▶ **Dataset excerpts**
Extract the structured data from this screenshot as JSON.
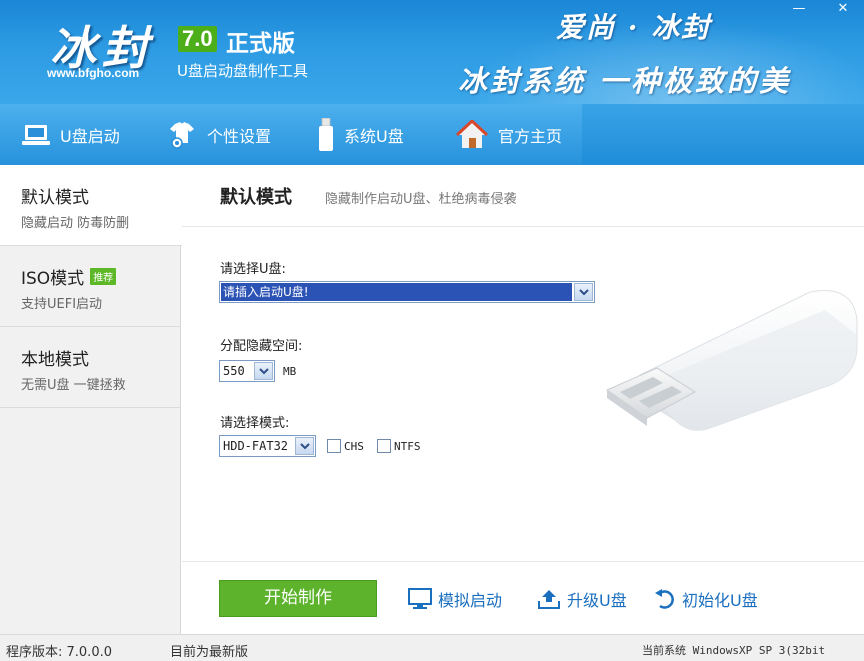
{
  "header": {
    "logo_title": "冰封",
    "logo_url": "www.bfgho.com",
    "version": "7.0",
    "edition": "正式版",
    "subtitle": "U盘启动盘制作工具",
    "slogan_line1": "爱尚 · 冰封",
    "slogan_line2": "冰封系统 一种极致的美",
    "minimize_glyph": "—",
    "close_glyph": "✕"
  },
  "nav": {
    "items": [
      {
        "label": "U盘启动",
        "icon": "laptop-icon"
      },
      {
        "label": "个性设置",
        "icon": "shirt-gear-icon"
      },
      {
        "label": "系统U盘",
        "icon": "usb-drive-icon"
      },
      {
        "label": "官方主页",
        "icon": "home-icon"
      }
    ]
  },
  "sidebar": {
    "items": [
      {
        "title": "默认模式",
        "desc": "隐藏启动 防毒防删",
        "active": true
      },
      {
        "title": "ISO模式",
        "badge": "推荐",
        "desc": "支持UEFI启动"
      },
      {
        "title": "本地模式",
        "desc": "无需U盘 一键拯救"
      }
    ]
  },
  "main": {
    "title": "默认模式",
    "description": "隐藏制作启动U盘、杜绝病毒侵袭",
    "select_usb_label": "请选择U盘:",
    "select_usb_value": "请插入启动U盘!",
    "hidden_space_label": "分配隐藏空间:",
    "hidden_space_value": "550",
    "hidden_space_unit": "MB",
    "mode_label": "请选择模式:",
    "mode_value": "HDD-FAT32",
    "chs_label": "CHS",
    "ntfs_label": "NTFS"
  },
  "actions": {
    "start": "开始制作",
    "simulate": "模拟启动",
    "upgrade": "升级U盘",
    "initialize": "初始化U盘"
  },
  "status": {
    "program_version": "程序版本: 7.0.0.0",
    "update_status": "目前为最新版",
    "current_system": "当前系统 WindowsXP SP 3(32bit"
  },
  "colors": {
    "header_blue": "#1a86d6",
    "accent_green": "#5db42c",
    "link_blue": "#1b6fbf",
    "selection_blue": "#2b52b5"
  }
}
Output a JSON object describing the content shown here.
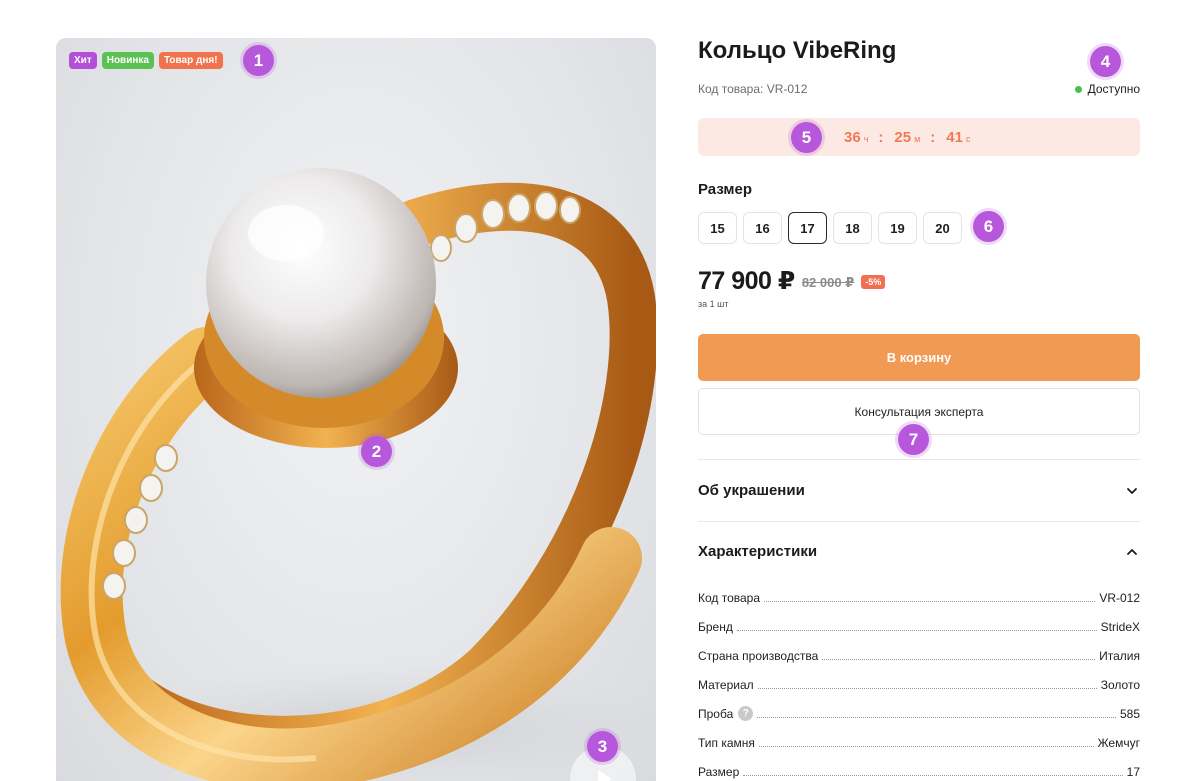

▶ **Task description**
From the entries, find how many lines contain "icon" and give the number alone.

▶ **Solution to the problem**
4